Top of Information given

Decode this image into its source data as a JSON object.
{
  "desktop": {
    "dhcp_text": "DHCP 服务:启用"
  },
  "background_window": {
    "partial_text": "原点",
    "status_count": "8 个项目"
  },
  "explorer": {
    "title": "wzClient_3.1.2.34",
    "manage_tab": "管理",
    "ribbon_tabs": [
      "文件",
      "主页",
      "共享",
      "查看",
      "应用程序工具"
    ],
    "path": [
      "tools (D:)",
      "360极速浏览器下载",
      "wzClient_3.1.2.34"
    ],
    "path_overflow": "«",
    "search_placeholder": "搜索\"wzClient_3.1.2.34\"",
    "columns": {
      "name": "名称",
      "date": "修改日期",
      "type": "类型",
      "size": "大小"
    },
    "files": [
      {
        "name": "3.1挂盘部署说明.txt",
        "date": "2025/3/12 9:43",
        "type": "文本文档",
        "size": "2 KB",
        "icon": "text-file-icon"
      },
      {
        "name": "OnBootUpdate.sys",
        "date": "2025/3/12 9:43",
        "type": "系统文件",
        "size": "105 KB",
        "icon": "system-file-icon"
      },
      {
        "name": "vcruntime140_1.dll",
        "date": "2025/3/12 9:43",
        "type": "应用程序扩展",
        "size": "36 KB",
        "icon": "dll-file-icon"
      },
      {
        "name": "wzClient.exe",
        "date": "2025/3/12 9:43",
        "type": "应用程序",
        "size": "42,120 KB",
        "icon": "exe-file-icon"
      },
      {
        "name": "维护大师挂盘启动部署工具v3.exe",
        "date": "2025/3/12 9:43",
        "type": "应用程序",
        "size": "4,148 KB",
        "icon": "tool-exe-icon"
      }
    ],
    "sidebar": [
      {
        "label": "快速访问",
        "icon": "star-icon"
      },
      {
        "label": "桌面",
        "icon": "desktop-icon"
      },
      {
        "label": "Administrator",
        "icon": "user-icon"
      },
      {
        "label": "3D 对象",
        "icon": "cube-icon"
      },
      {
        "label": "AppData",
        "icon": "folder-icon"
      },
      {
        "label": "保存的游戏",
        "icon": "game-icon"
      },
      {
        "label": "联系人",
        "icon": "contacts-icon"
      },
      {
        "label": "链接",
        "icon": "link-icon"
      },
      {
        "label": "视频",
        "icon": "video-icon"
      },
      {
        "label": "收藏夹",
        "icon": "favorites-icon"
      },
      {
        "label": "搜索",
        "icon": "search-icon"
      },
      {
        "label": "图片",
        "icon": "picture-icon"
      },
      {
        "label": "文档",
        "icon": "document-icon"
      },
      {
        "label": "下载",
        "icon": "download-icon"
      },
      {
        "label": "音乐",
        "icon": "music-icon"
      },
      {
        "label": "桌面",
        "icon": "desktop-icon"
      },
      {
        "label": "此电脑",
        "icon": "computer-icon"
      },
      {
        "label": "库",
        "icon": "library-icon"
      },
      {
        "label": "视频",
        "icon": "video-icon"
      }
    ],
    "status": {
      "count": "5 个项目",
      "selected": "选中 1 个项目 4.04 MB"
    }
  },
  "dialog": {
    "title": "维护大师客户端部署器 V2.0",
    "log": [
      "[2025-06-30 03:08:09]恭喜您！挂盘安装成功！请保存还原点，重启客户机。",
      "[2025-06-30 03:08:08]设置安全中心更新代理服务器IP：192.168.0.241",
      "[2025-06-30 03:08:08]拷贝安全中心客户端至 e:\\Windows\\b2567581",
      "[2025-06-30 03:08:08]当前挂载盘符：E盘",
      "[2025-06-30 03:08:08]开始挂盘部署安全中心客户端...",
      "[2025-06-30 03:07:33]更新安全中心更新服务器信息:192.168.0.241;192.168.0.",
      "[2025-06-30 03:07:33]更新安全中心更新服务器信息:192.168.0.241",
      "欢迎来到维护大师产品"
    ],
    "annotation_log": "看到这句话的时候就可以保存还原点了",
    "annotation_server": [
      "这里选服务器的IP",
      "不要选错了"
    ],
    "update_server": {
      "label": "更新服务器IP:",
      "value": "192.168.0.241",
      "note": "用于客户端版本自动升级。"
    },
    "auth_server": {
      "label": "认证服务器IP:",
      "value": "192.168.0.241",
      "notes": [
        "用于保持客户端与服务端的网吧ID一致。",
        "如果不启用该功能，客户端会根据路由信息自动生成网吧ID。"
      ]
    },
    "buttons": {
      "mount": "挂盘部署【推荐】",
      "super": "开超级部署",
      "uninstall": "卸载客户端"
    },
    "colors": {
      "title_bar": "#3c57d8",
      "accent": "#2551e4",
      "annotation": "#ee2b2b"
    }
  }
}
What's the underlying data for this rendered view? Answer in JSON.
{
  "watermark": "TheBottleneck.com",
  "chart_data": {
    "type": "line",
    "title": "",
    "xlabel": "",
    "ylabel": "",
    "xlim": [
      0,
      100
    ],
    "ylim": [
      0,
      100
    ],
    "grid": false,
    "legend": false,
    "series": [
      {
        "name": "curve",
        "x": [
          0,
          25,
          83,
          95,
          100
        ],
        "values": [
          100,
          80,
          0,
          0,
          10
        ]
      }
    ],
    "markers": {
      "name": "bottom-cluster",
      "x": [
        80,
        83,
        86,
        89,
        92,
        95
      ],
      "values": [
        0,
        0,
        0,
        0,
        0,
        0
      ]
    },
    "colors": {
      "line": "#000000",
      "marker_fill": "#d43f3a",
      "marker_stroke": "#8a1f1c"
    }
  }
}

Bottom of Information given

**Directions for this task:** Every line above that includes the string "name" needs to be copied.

**Output for this task:**
      "name": "名称",
        "name": "3.1挂盘部署说明.txt",
        "name": "OnBootUpdate.sys",
        "name": "vcruntime140_1.dll",
        "name": "wzClient.exe",
        "name": "维护大师挂盘启动部署工具v3.exe",
        "name": "curve",
      "name": "bottom-cluster",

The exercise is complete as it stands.